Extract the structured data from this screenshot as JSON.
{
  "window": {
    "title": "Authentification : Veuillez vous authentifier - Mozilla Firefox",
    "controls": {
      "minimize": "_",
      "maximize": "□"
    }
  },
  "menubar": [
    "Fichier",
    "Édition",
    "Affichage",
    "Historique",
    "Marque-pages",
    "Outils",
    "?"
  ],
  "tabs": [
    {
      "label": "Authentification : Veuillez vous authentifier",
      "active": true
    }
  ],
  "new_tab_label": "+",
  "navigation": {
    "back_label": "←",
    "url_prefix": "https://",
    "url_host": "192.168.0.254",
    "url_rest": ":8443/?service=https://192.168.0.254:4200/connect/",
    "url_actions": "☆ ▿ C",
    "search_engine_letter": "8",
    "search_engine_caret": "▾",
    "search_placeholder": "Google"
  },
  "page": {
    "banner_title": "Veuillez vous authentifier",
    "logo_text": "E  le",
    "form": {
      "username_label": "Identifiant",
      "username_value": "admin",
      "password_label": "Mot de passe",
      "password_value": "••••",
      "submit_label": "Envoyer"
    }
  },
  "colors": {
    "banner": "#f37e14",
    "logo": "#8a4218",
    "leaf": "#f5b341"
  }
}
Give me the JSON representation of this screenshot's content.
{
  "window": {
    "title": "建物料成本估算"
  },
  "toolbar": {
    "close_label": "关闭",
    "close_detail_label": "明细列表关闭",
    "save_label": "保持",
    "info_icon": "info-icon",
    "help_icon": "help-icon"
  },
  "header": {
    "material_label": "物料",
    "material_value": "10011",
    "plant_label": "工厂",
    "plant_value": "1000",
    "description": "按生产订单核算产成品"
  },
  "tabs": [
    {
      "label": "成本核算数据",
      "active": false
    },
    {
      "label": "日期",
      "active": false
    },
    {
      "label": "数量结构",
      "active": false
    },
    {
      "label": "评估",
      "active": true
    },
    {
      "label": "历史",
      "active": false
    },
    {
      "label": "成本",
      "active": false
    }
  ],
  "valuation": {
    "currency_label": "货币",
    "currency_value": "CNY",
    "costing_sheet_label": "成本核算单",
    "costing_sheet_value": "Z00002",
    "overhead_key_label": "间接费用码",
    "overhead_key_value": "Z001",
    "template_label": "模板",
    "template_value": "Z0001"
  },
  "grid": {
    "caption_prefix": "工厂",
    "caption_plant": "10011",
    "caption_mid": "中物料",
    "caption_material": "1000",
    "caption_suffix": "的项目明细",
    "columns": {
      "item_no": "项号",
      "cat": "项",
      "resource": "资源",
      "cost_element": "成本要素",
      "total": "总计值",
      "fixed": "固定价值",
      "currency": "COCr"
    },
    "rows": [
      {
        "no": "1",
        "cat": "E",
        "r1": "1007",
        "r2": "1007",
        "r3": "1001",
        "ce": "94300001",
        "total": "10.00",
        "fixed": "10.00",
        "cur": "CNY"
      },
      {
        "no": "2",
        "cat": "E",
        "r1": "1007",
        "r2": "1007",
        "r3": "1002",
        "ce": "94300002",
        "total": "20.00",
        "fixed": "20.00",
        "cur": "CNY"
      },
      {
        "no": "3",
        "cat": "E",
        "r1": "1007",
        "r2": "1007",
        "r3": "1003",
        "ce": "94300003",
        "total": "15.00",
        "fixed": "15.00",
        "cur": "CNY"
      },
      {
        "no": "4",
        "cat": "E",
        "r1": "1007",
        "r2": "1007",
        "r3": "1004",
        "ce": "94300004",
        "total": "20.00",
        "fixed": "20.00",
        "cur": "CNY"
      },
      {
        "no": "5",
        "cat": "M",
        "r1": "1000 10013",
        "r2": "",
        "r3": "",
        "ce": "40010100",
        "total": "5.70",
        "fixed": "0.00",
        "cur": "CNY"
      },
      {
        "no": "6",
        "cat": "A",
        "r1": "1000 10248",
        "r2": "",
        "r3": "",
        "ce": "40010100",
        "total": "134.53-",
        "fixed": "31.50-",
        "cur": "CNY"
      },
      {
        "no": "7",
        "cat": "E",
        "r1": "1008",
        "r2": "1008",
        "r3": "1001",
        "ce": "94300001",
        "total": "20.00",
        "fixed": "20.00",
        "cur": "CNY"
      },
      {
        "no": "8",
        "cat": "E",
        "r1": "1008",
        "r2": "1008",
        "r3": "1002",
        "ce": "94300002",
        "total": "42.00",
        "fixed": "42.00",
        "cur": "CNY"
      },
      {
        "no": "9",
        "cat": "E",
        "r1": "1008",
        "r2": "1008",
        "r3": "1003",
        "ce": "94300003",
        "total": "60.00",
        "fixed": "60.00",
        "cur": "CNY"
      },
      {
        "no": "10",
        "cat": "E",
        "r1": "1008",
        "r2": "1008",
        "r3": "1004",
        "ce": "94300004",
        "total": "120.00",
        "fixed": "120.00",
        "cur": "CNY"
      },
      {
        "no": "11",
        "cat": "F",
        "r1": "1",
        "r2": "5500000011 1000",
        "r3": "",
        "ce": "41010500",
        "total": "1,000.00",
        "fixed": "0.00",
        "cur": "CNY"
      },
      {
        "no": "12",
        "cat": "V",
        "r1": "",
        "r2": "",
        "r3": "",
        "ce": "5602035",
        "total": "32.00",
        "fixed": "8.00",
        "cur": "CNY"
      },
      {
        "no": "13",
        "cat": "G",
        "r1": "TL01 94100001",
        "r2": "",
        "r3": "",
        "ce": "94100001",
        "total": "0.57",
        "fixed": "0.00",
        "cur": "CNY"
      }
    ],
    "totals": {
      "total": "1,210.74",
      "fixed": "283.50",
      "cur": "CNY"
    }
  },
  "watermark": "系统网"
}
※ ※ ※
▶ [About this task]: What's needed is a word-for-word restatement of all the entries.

▶ [Answer box]:
Extract the structured data from this screenshot as JSON.
{
  "window": {
    "title": "Authentification : Veuillez vous authentifier - Mozilla Firefox",
    "controls": {
      "minimize": "_",
      "maximize": "□"
    }
  },
  "menubar": [
    "Fichier",
    "Édition",
    "Affichage",
    "Historique",
    "Marque-pages",
    "Outils",
    "?"
  ],
  "tabs": [
    {
      "label": "Authentification : Veuillez vous authentifier",
      "active": true
    }
  ],
  "new_tab_label": "+",
  "navigation": {
    "back_label": "←",
    "url_prefix": "https://",
    "url_host": "192.168.0.254",
    "url_rest": ":8443/?service=https://192.168.0.254:4200/connect/",
    "url_actions": "☆ ▿ C",
    "search_engine_letter": "8",
    "search_engine_caret": "▾",
    "search_placeholder": "Google"
  },
  "page": {
    "banner_title": "Veuillez vous authentifier",
    "logo_text": "E  le",
    "form": {
      "username_label": "Identifiant",
      "username_value": "admin",
      "password_label": "Mot de passe",
      "password_value": "••••",
      "submit_label": "Envoyer"
    }
  },
  "colors": {
    "banner": "#f37e14",
    "logo": "#8a4218",
    "leaf": "#f5b341"
  }
}
Give me the JSON representation of this screenshot's content.
{
  "window": {
    "title": "建物料成本估算"
  },
  "toolbar": {
    "close_label": "关闭",
    "close_detail_label": "明细列表关闭",
    "save_label": "保持",
    "info_icon": "info-icon",
    "help_icon": "help-icon"
  },
  "header": {
    "material_label": "物料",
    "material_value": "10011",
    "plant_label": "工厂",
    "plant_value": "1000",
    "description": "按生产订单核算产成品"
  },
  "tabs": [
    {
      "label": "成本核算数据",
      "active": false
    },
    {
      "label": "日期",
      "active": false
    },
    {
      "label": "数量结构",
      "active": false
    },
    {
      "label": "评估",
      "active": true
    },
    {
      "label": "历史",
      "active": false
    },
    {
      "label": "成本",
      "active": false
    }
  ],
  "valuation": {
    "currency_label": "货币",
    "currency_value": "CNY",
    "costing_sheet_label": "成本核算单",
    "costing_sheet_value": "Z00002",
    "overhead_key_label": "间接费用码",
    "overhead_key_value": "Z001",
    "template_label": "模板",
    "template_value": "Z0001"
  },
  "grid": {
    "caption_prefix": "工厂",
    "caption_plant": "10011",
    "caption_mid": "中物料",
    "caption_material": "1000",
    "caption_suffix": "的项目明细",
    "columns": {
      "item_no": "项号",
      "cat": "项",
      "resource": "资源",
      "cost_element": "成本要素",
      "total": "总计值",
      "fixed": "固定价值",
      "currency": "COCr"
    },
    "rows": [
      {
        "no": "1",
        "cat": "E",
        "r1": "1007",
        "r2": "1007",
        "r3": "1001",
        "ce": "94300001",
        "total": "10.00",
        "fixed": "10.00",
        "cur": "CNY"
      },
      {
        "no": "2",
        "cat": "E",
        "r1": "1007",
        "r2": "1007",
        "r3": "1002",
        "ce": "94300002",
        "total": "20.00",
        "fixed": "20.00",
        "cur": "CNY"
      },
      {
        "no": "3",
        "cat": "E",
        "r1": "1007",
        "r2": "1007",
        "r3": "1003",
        "ce": "94300003",
        "total": "15.00",
        "fixed": "15.00",
        "cur": "CNY"
      },
      {
        "no": "4",
        "cat": "E",
        "r1": "1007",
        "r2": "1007",
        "r3": "1004",
        "ce": "94300004",
        "total": "20.00",
        "fixed": "20.00",
        "cur": "CNY"
      },
      {
        "no": "5",
        "cat": "M",
        "r1": "1000 10013",
        "r2": "",
        "r3": "",
        "ce": "40010100",
        "total": "5.70",
        "fixed": "0.00",
        "cur": "CNY"
      },
      {
        "no": "6",
        "cat": "A",
        "r1": "1000 10248",
        "r2": "",
        "r3": "",
        "ce": "40010100",
        "total": "134.53-",
        "fixed": "31.50-",
        "cur": "CNY"
      },
      {
        "no": "7",
        "cat": "E",
        "r1": "1008",
        "r2": "1008",
        "r3": "1001",
        "ce": "94300001",
        "total": "20.00",
        "fixed": "20.00",
        "cur": "CNY"
      },
      {
        "no": "8",
        "cat": "E",
        "r1": "1008",
        "r2": "1008",
        "r3": "1002",
        "ce": "94300002",
        "total": "42.00",
        "fixed": "42.00",
        "cur": "CNY"
      },
      {
        "no": "9",
        "cat": "E",
        "r1": "1008",
        "r2": "1008",
        "r3": "1003",
        "ce": "94300003",
        "total": "60.00",
        "fixed": "60.00",
        "cur": "CNY"
      },
      {
        "no": "10",
        "cat": "E",
        "r1": "1008",
        "r2": "1008",
        "r3": "1004",
        "ce": "94300004",
        "total": "120.00",
        "fixed": "120.00",
        "cur": "CNY"
      },
      {
        "no": "11",
        "cat": "F",
        "r1": "1",
        "r2": "5500000011 1000",
        "r3": "",
        "ce": "41010500",
        "total": "1,000.00",
        "fixed": "0.00",
        "cur": "CNY"
      },
      {
        "no": "12",
        "cat": "V",
        "r1": "",
        "r2": "",
        "r3": "",
        "ce": "5602035",
        "total": "32.00",
        "fixed": "8.00",
        "cur": "CNY"
      },
      {
        "no": "13",
        "cat": "G",
        "r1": "TL01 94100001",
        "r2": "",
        "r3": "",
        "ce": "94100001",
        "total": "0.57",
        "fixed": "0.00",
        "cur": "CNY"
      }
    ],
    "totals": {
      "total": "1,210.74",
      "fixed": "283.50",
      "cur": "CNY"
    }
  },
  "watermark": "系统网"
}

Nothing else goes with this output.